Student writing is very similar. Heck, so is mine! There might be a lot of bland filler to get through to find the sweet spots. The writing gems. But they are there. As Katherine Bomer reminds us in her book, Hidden Gems, our job as teachers is to first find those gems, and specifically name them. We need to hold them up to students, and encourage the precious aspects of their writing that they can build upon. When students see that we can find the good in their writing, they begin to see it as well, and then start creating more and more precious gems that make their writing truly shine.
4. They’re Grrrreat! You’re Grrrreat!
Writing is truly an act of courage. It takes bravery to create stories and craft ideas, and then share that creation with others. It takes vulnerability, and daring greatly. Especially because most of us have an inner critic that tells us our writing is crap. It whispers that you have nothing of value to say.

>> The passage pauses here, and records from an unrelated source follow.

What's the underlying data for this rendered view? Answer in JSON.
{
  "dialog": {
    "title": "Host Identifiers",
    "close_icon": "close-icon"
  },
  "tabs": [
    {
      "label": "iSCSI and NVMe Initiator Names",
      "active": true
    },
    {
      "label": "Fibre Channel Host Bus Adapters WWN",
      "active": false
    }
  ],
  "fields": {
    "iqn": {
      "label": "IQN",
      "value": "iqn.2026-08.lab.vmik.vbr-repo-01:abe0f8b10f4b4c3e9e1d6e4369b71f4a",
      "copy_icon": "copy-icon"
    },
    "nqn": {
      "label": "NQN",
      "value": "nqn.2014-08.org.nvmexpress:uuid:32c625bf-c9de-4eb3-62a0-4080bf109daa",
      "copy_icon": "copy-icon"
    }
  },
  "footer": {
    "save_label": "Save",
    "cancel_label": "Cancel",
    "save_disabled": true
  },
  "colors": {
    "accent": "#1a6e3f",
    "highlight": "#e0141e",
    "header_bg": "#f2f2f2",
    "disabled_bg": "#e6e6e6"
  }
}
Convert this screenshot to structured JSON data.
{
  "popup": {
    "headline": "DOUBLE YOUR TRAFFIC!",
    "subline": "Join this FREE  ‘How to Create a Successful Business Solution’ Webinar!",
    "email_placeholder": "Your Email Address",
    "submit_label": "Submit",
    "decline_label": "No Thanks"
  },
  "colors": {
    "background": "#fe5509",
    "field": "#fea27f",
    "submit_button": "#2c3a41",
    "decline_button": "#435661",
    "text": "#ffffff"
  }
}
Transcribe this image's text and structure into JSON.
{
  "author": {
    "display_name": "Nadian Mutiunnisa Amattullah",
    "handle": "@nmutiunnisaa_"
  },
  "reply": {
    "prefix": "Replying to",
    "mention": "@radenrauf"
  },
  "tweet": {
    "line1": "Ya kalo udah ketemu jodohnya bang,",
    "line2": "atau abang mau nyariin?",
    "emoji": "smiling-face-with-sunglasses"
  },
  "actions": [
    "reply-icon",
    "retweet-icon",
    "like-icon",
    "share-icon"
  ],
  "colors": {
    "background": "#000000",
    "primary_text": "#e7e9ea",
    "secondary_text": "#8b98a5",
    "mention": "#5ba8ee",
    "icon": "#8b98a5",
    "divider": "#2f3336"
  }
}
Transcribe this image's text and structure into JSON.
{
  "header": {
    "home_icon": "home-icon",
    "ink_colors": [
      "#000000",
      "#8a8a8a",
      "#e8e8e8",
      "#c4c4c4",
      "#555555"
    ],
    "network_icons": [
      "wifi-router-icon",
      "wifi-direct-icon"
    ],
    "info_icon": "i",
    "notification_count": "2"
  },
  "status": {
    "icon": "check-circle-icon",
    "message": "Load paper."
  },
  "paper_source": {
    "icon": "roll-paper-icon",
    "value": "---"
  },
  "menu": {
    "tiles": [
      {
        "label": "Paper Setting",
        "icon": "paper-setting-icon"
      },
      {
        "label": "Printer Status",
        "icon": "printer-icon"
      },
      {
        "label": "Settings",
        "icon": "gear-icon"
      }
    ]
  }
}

The voice that celebrates the works of others, while shaming your own by comparison. The voice that insinuates that you are not really qualified to teach writing to students, because writing isn’t your strong suit.
Students need you to face that critic, and give it the universal middle finger. Because they wrestle with that same voice, and when you model the courage to write, despite your own inner naysayer, you help unleash your students from the critic’s shackles. Student (and teacher) writers go from lost, to found. You move from timid, to tigers. You transition from identifying yourselves as members of a writing class, to claiming your identities as writers.
5. Nutrition Facts: Vitamin B True to Your Story.
There is a lot of pressure for student writing to follow certain formulas. Subtle stereotypes. Once-upon-a-times with happy endings. But life is messy. Relationships are messy. Learning is messy. Authentic writing is messy. Teach your students that they don’t have to modify their writing for the sake of popular trends, or to garner greater appeal. Teach them that their story is valuable, because it is uniquely theirs. Help them understand that not every happy ending, ends happily. Sometimes Romeo dies. Sometimes the bully isn’t next door, but in the same house. Sometimes good kids have to deal with bad health. Genuine writing can be more appealing than the current popular trends, because it resonates with readers’ own experiences.
6. Realize There is No Spoon.
So how do we teach writing the right way?
As Neo learned in The Matrix, we have to understand that there is no spoon.
As I’ve spoken to authors over the years, one universal truth consistently emerges. There are many ways to generate ideas. There are many ways to outline. There are many ways to develop characters, setting and plot.
But there is no one right way. There is no singular approach that works for all writers. Some of my students need graphic organizers. Some need notecards. Some use their journal with pen and paper. Some write with tablets. Some love to create fiction, while others prefer poetry, memoir, or how-to pieces. The key is to expose them to many strategies and tools, showing them the benefits of each, and then see what works best for each individual writer. Remember the hat that you got as a giveaway at the discount store’s grand opening? The tag that read OSFA? It’s wasn’t a writer’s hat, because writing isn’t a one-size fits all endeavor. It is unique. It is creative. It is personal.
We can raise a generation healthy writers. We can rescue writing from the dredges of a crystalized, sanitized, compartmentalized process, and deliver it to our students as the messy, frightening, creative, exhilarating, vulnerable, liberating craft that it genuinely is. We can save writing from being relegated to merely a “school” subject, and free students to understand that writing is a language of reflection, creation, discussion and discovery. It is a universal language, a universal expression, and a universal gift.
* Note: Thanks for the editorial feedback of Michele Knott and Phyllis Sutton who gave of their time to help me craft this piece.